It will bring together the best in art, culture and gastronomy in a celebration of local craftsmanship. This dedicated space will put the spotlight on the region’s talent, nurturing its finest local creators and producers, creating a retail destination for the whole community.
The « Maison des Métiers d’Art » will offer a different French shopping experience that connects fashion and food with the region. Promoting local artisanship is an essential and unique part of the sustainable future of McArthurGlen Paris-Giverny.
The entire design of the « Maison des Métiers d’Art » as well as a major part of the concept have been developed by Mathieu Lehanneur, one of the few designers of his generation with a genuine multi-disciplinary approach to creativity: his projects stretch the realms of product design and object to architecture, craft and technology. Lehanneur thrives on creating spectacular projects that are intended to enchant and to encourage wellbeing. His work defies traditional descriptions of 'design', 'science' and 'art'.
He is described as the 'champion of intellectual agility in the field of contemporary design' by Paola Antonelli, Senior Curator, Department of Architecture and Design, MoMA-NY.
Can you introduce yourself and tell us about your project?
My name is Mathieu Lehanneur, I am an interior designer and I work on a wide spectrum of projects. The Maison des Métiers d’Art project came from McArthurGlen, who wanted to pay tribute to and reflect the vitality of craftsmanship in the Normandy and Eure region. The objective for me was to try not to freeze the place, neither as a gallery, nor as just a shop, to forget about the classic typologies and to try to make a real platform for exchanges between visitors of McArthurGlen Paris-Giverny and regional crafts. And try to get all these people to meet and really understand the richness of craftsmanship.
How would you describe the space?

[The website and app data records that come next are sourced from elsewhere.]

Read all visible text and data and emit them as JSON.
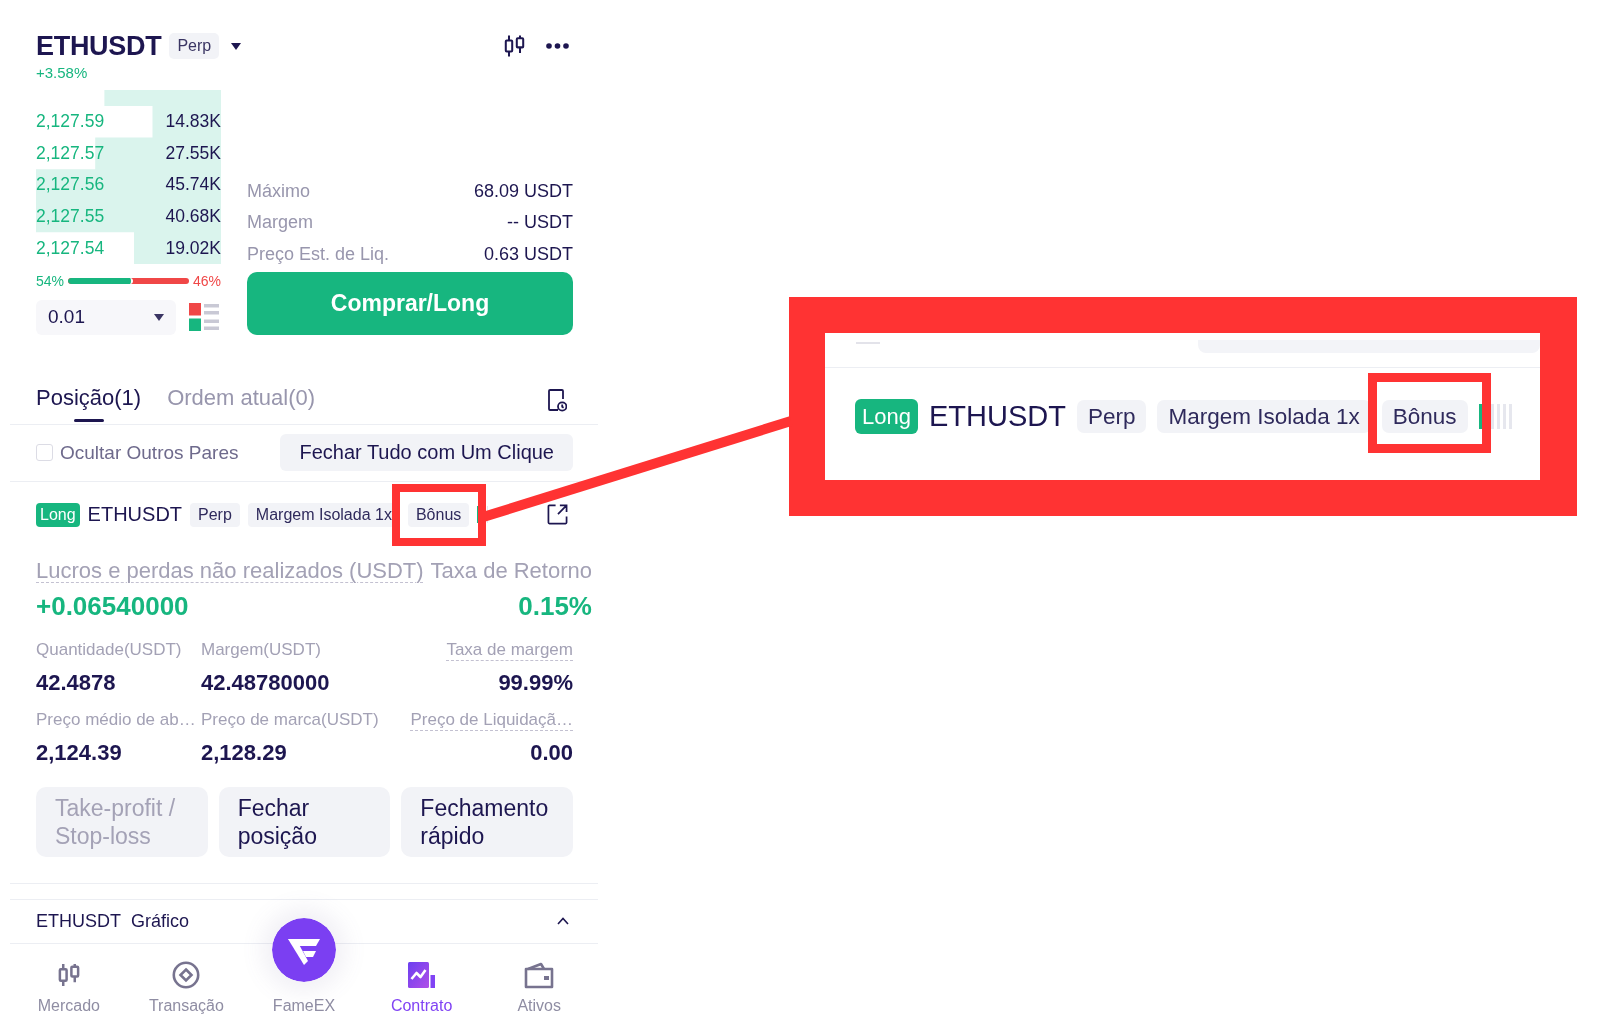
{
  "header": {
    "symbol": "ETHUSDT",
    "tag": "Perp",
    "change": "+3.58%"
  },
  "order_book": {
    "rows": [
      {
        "price": "2,127.59",
        "quantity": "14.83K"
      },
      {
        "price": "2,127.57",
        "quantity": "27.55K"
      },
      {
        "price": "2,127.56",
        "quantity": "45.74K"
      },
      {
        "price": "2,127.55",
        "quantity": "40.68K"
      },
      {
        "price": "2,127.54",
        "quantity": "19.02K"
      }
    ],
    "ratio": {
      "buy": "54%",
      "sell": "46%",
      "level": 0.54
    },
    "precision": "0.01"
  },
  "order_info": [
    {
      "label": "Máximo",
      "value": "68.09 USDT"
    },
    {
      "label": "Margem",
      "value": "-- USDT"
    },
    {
      "label": "Preço Est. de Liq.",
      "value": "0.63 USDT"
    }
  ],
  "buy_button": "Comprar/Long",
  "tabs": [
    {
      "label": "Posição(1)",
      "selected": true
    },
    {
      "label": "Ordem atual(0)",
      "selected": false
    }
  ],
  "filter": {
    "hide_other_pairs": {
      "label": "Ocultar Outros Pares",
      "checked": false
    },
    "close_all_button": "Fechar Tudo com Um Clique"
  },
  "position": {
    "side": {
      "label": "Long",
      "kind": "long"
    },
    "symbol": "ETHUSDT",
    "tags": [
      {
        "label": "Perp",
        "highlighted": false
      },
      {
        "label": "Margem Isolada 1x",
        "highlighted": false
      },
      {
        "label": "Bônus",
        "highlighted": true
      }
    ],
    "pnl": [
      {
        "label": "Lucros e perdas não realizados (USDT)",
        "value": "+0.06540000",
        "dotted": true
      },
      {
        "label": "Taxa de Retorno",
        "value": "0.15%",
        "dotted": false
      }
    ],
    "metrics": [
      {
        "label": "Quantidade(USDT)",
        "value": "42.4878",
        "dotted": false
      },
      {
        "label": "Margem(USDT)",
        "value": "42.48780000",
        "dotted": false
      },
      {
        "label": "Taxa de margem",
        "value": "99.99%",
        "dotted": true
      },
      {
        "label": "Preço médio de ab…",
        "value": "2,124.39",
        "dotted": false
      },
      {
        "label": "Preço de marca(USDT)",
        "value": "2,128.29",
        "dotted": false
      },
      {
        "label": "Preço de Liquidaçã…",
        "value": "0.00",
        "dotted": true
      }
    ],
    "actions": [
      {
        "label": "Take-profit / Stop-loss",
        "disabled": true
      },
      {
        "label": "Fechar posição",
        "disabled": false
      },
      {
        "label": "Fechamento rápido",
        "disabled": false
      }
    ]
  },
  "chart_section": {
    "symbol": "ETHUSDT",
    "label": "Gráfico",
    "expanded": true
  },
  "bottom_nav": [
    {
      "label": "Mercado",
      "kind": "market",
      "selected": false
    },
    {
      "label": "Transação",
      "kind": "trade",
      "selected": false
    },
    {
      "label": "FameEX",
      "kind": "home",
      "selected": false
    },
    {
      "label": "Contrato",
      "kind": "contract",
      "selected": true
    },
    {
      "label": "Ativos",
      "kind": "assets",
      "selected": false
    }
  ],
  "callout": {
    "side": {
      "label": "Long",
      "kind": "long"
    },
    "symbol": "ETHUSDT",
    "tags": [
      {
        "label": "Perp",
        "highlighted": false
      },
      {
        "label": "Margem Isolada 1x",
        "highlighted": false
      },
      {
        "label": "Bônus",
        "highlighted": true
      }
    ]
  }
}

Large tables like workbenches, a digital forest to discover local artisans, a glass auditorium to learn and discuss, suspended mirror discs to change your point of view… This new space dedicated to artisanal creation is unlike any other.
This is a hybrid place that stages and offers for sale a wide selection of pieces and crafts. La Maison des Métiers d’Art is a platform for promoting craftsmen from the Normandy region. In a process of supporting and highlighting the expertise of the region, McArthurGlen offers a unique opportunity to discover and acquire local and unique creations. This is about connecting know-how and showing it. In a large open space spread over two levels, visitors are invited to meet artisans, to discover their techniques and their production. A space dedicated to children will also offer workshops to raise awareness of techniques and art.
Pieces of great sophistication or everyday objects, each creation is unique because it comes directly from the hands of the craftsman.
How do you think this project will whet the curiosity of McArthurGlen Paris-Giverny guests?
There is a real appetite from visitors to understand what is behind a product. And there is a real appetite to change a status - I would say - a little passive of the consumer who sees something on a shelf and who takes it and buys it, towards something more active where yes, I will buy it , but I want to know what's behind it. I want to meet the person who produced it. I want to know how it's produced; I want to know how long it takes to make it.
There is obviously a sustainable approach. From the moment we consider that the craftsmanship is each object that takes time to be produced by an identified person, who comes in addition from the area, of course, in terms of traceability, transport, materials used, quantity of objects produced, necessity versus superficiality of things, we are already absolutely in this logic.
And putting the craftsmanship back at the heart of the process means having already taken this big step to consider that consumption begins with understanding the provenance, traceability, and manufacture of an object. Then, on the space itself, we use almost 99% of the real materials. What I mean is that stone is stone. No special treatment has been given to it, it is crude. The same goes for wood. The same goes for the elements which will be elements linked to ceramics, thus already showing the material in its strongest naturalness.
How did the Normandy region inspire you in the Artisan’s village project?
Normandy, first of all, is extremely fertile for craftsmanship. In France, we are lucky to have a very dynamic craftsmanship and it is a region where perhaps the dynamism is even stronger. What I find interesting is that it is not a region that is specialized in a technique or a material - which we can find in other regions which, over the course of history or the subsoil, have made us concentrate on ceramics - we have a true diversity of artisans in the Normandy region and this is extremely important.
And then Normandy - my name is Lehanneur - and I have always asked the question since I was very young: "but where does this name come from?". And when I asked my parents, they would tell me: " According to our research, we are really between Brittany and Normandy ". So, in my genes, I have half of the heart which is Norman. I must be a sort of Mont-Saint-Michel halfway between the two. So when McArthurGlen invited me on this project, beyond the intellectual and creative interest, there was indeed probably a little affection in there as well.
Some emblematic achievements of Mathieu Lehanneur